• From the benefit of this, six individuals were excluded, viz. the Duke of Norfolk ; Edward, Lord Courtney, son to the late Marquess of Exeter ; Cardinal Pole; Dr. Richard Pates, who attended the council of Trent as Bishop of Worcester, a see of which he actually gained possession in Queen Mary's reign ; Fortescue and Throgmorton, of whom "I have found nothing but the names." Heylin. Hist. Ref. 33.
Articles. The relief, however, came too late for one victim of that iniquitous statute. Thomas Dobbs, once a fellow of St. John's College in Cambridge, had been committed to Bread-street counter for expostulating with the people, assembled round one of the altars in St. Paul's cathedral, upon the impious folly of adoring the uplifted wafer. In prison this enlightened Christian's health rapidly declined, and before the royal amnesty restored to liberty and usefulness the incarcerated sufferers for conscience sake, death had summoned him away. The pious band now allowed to quit the noisome dungeon, and once more to labour for the common good, was gradually augmented by arrivals from abroad. Learned Englishmen who, having sought for the principles of Popery in vain amidst the sacred records, and the genuine remains of ecclesiastical antiquity, had preferred exile to dissimulation, now gladly shaped their course again towards the land which

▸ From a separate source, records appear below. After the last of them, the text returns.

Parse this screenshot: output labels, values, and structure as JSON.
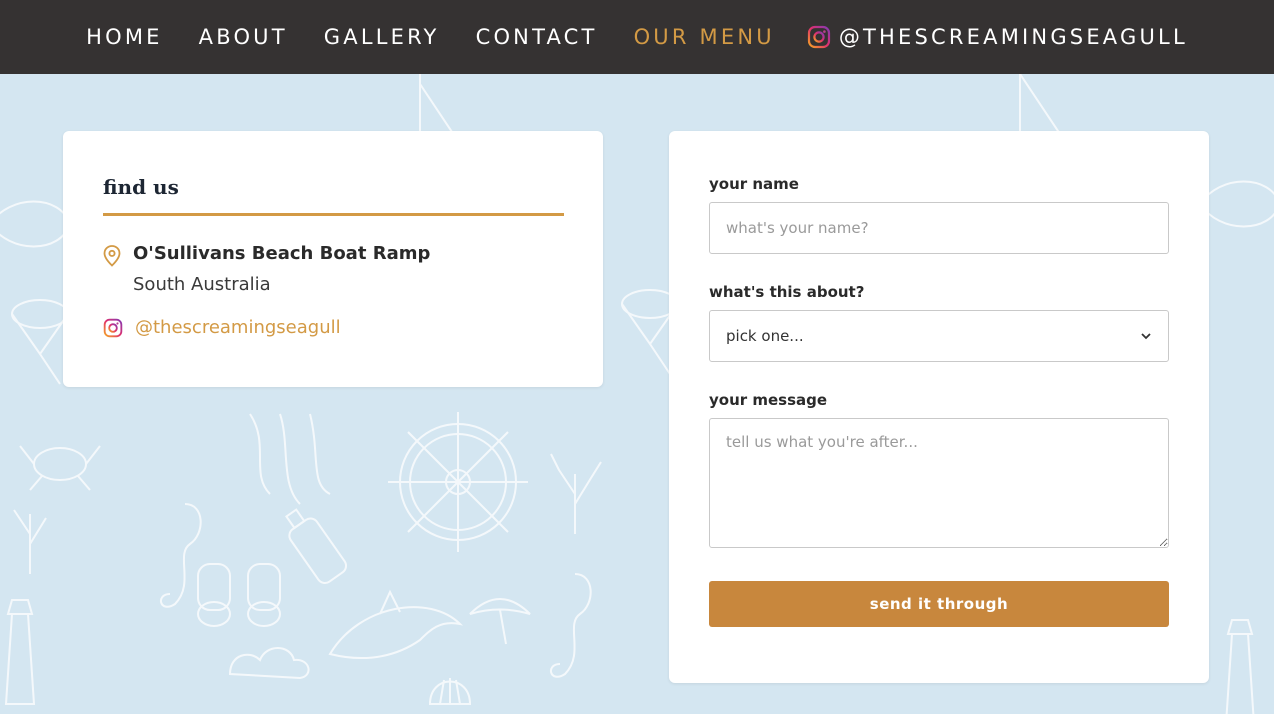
{
  "nav": {
    "items": [
      {
        "label": "HOME",
        "active": false
      },
      {
        "label": "ABOUT",
        "active": false
      },
      {
        "label": "GALLERY",
        "active": false
      },
      {
        "label": "CONTACT",
        "active": false
      },
      {
        "label": "OUR MENU",
        "active": true
      }
    ],
    "instagram_handle": "@THESCREAMINGSEAGULL",
    "instagram_icon": "instagram-icon",
    "active_color": "#d39a45",
    "bg_color": "#353232"
  },
  "find_us": {
    "title": "find us",
    "location_icon": "map-pin-icon",
    "address_name": "O'Sullivans Beach Boat Ramp",
    "address_region": "South Australia",
    "instagram_icon": "instagram-icon",
    "instagram_handle": "@thescreamingseagull"
  },
  "contact_form": {
    "name_label": "your name",
    "name_placeholder": "what's your name?",
    "topic_label": "what's this about?",
    "topic_selected": "pick one...",
    "topic_icon": "chevron-down-icon",
    "message_label": "your message",
    "message_placeholder": "tell us what you're after...",
    "submit_label": "send it through",
    "submit_color": "#c8873d"
  },
  "colors": {
    "page_bg": "#d4e6f1",
    "accent": "#d39a45"
  }
}
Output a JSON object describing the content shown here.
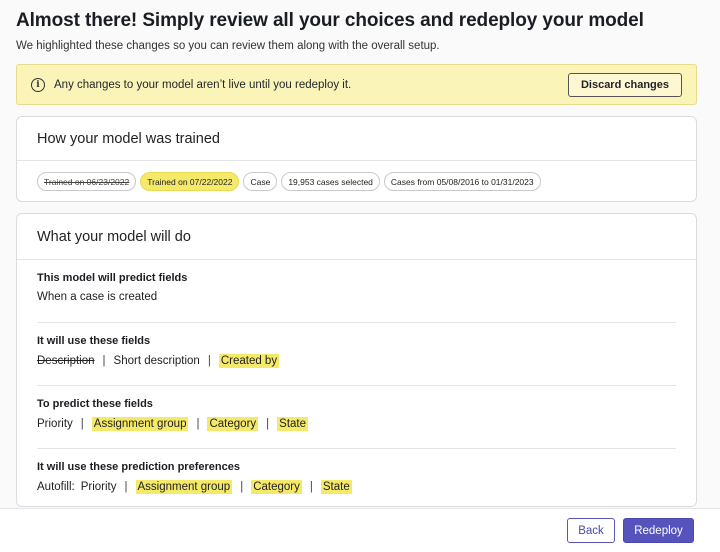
{
  "header": {
    "title": "Almost there! Simply review all your choices and redeploy your model",
    "subtitle": "We highlighted these changes so you can review them along with the overall setup."
  },
  "alert": {
    "icon": "info-icon",
    "text": "Any changes to your model aren’t live until you redeploy it.",
    "discard_label": "Discard changes"
  },
  "training": {
    "heading": "How your model was trained",
    "chips": [
      {
        "label": "Trained on 06/23/2022",
        "state": "removed"
      },
      {
        "label": "Trained on 07/22/2022",
        "state": "added"
      },
      {
        "label": "Case",
        "state": "unchanged"
      },
      {
        "label": "19,953 cases selected",
        "state": "unchanged"
      },
      {
        "label": "Cases from 05/08/2016 to 01/31/2023",
        "state": "unchanged"
      }
    ]
  },
  "will_do": {
    "heading": "What your model will do",
    "predict": {
      "title": "This model will predict fields",
      "value": "When a case is created"
    },
    "use_fields": {
      "title": "It will use these fields",
      "items": [
        {
          "label": "Description",
          "state": "removed"
        },
        {
          "label": "Short description",
          "state": "unchanged"
        },
        {
          "label": "Created by",
          "state": "added"
        }
      ]
    },
    "predict_fields": {
      "title": "To predict these fields",
      "items": [
        {
          "label": "Priority",
          "state": "unchanged"
        },
        {
          "label": "Assignment group",
          "state": "added"
        },
        {
          "label": "Category",
          "state": "added"
        },
        {
          "label": "State",
          "state": "added"
        }
      ]
    },
    "preferences": {
      "title": "It will use these prediction preferences",
      "prefix": "Autofill:",
      "items": [
        {
          "label": "Priority",
          "state": "unchanged"
        },
        {
          "label": "Assignment group",
          "state": "added"
        },
        {
          "label": "Category",
          "state": "added"
        },
        {
          "label": "State",
          "state": "added"
        }
      ]
    }
  },
  "footer": {
    "back_label": "Back",
    "redeploy_label": "Redeploy"
  },
  "colors": {
    "highlight": "#f5e96a",
    "alert_bg": "#fbf4b9",
    "primary": "#5653bd"
  }
}
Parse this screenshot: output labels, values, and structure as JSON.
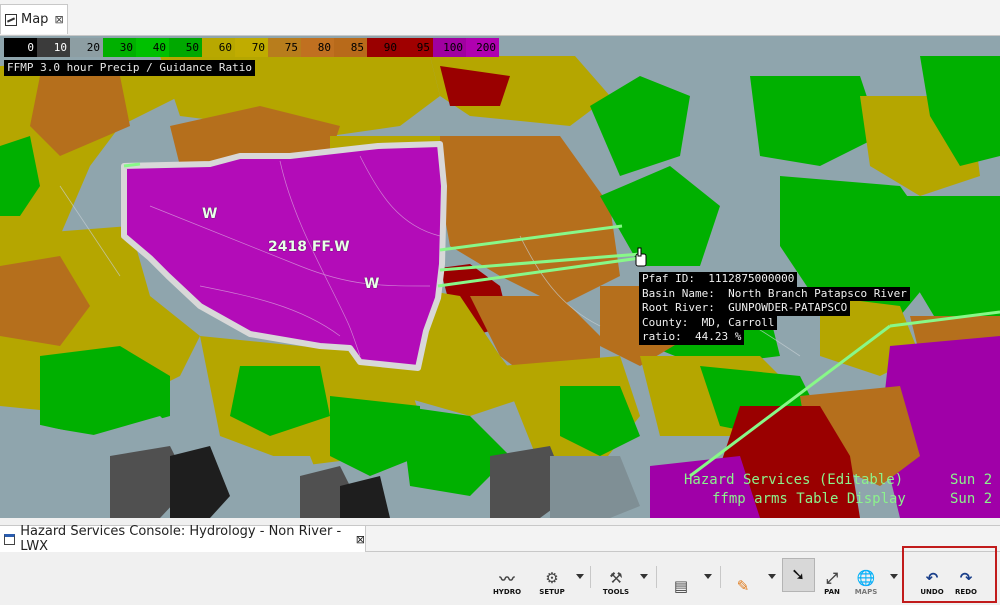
{
  "map_tab": {
    "label": "Map",
    "close": "⊠"
  },
  "legend": {
    "cells": [
      {
        "label": "0",
        "color": "#000000"
      },
      {
        "label": "10",
        "color": "#3b3b3b"
      },
      {
        "label": "20",
        "color": "#8d9ea3"
      },
      {
        "label": "30",
        "color": "#00b000"
      },
      {
        "label": "40",
        "color": "#00c000"
      },
      {
        "label": "50",
        "color": "#00a800"
      },
      {
        "label": "60",
        "color": "#b8a800"
      },
      {
        "label": "70",
        "color": "#c0ac00"
      },
      {
        "label": "75",
        "color": "#b87d1c"
      },
      {
        "label": "80",
        "color": "#c07020"
      },
      {
        "label": "85",
        "color": "#b86a1a"
      },
      {
        "label": "90",
        "color": "#9a0000"
      },
      {
        "label": "95",
        "color": "#a00000"
      },
      {
        "label": "100",
        "color": "#a000a0"
      },
      {
        "label": "200",
        "color": "#b000b0"
      }
    ],
    "caption": "FFMP 3.0 hour Precip / Guidance Ratio"
  },
  "hazard": {
    "label": "2418 FF.W",
    "w1": "W",
    "w2": "W"
  },
  "readout": {
    "rows": [
      "Pfaf ID:  1112875000000",
      "Basin Name:  North Branch Patapsco River",
      "Root River:  GUNPOWDER-PATAPSCO",
      "County:  MD, Carroll",
      "ratio:  44.23 %"
    ]
  },
  "overlay": {
    "line1": "Hazard Services (Editable)",
    "line2": "ffmp arms Table Display",
    "sun1": "Sun 2",
    "sun2": "Sun 2"
  },
  "console_tab": {
    "label": "Hazard Services Console: Hydrology - Non River - LWX",
    "close": "⊠"
  },
  "toolbar": {
    "hydro": "HYDRO",
    "setup": "SETUP",
    "tools": "TOOLS",
    "pan": "PAN",
    "maps": "MAPS",
    "undo": "UNDO",
    "redo": "REDO"
  },
  "colors": {
    "green": "#00b000",
    "olive": "#b5a600",
    "orange": "#b56f1c",
    "darkred": "#9a0000",
    "magenta": "#a000a8",
    "gray": "#8fa5ad",
    "darkgray": "#505050",
    "black": "#1e1e1e",
    "hazard_line": "#88f888"
  }
}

gave them birth. Among these expatriated divines Miles Coverdale, the martyred Tyndale's coadjutor in translating Scripture, was not one of the least illustrious. Their paternal soil was once more trodden also, about this time, by Hooper, Philpot, and Rogers, three conscientious ecclesiastics who joined eventually that “noble army of martyrs” which led the true Catholic Church of England to a glorious triumph over her infatuated foes4
p Foxe, 1180.
• Heylin. Hist. Ref. 34.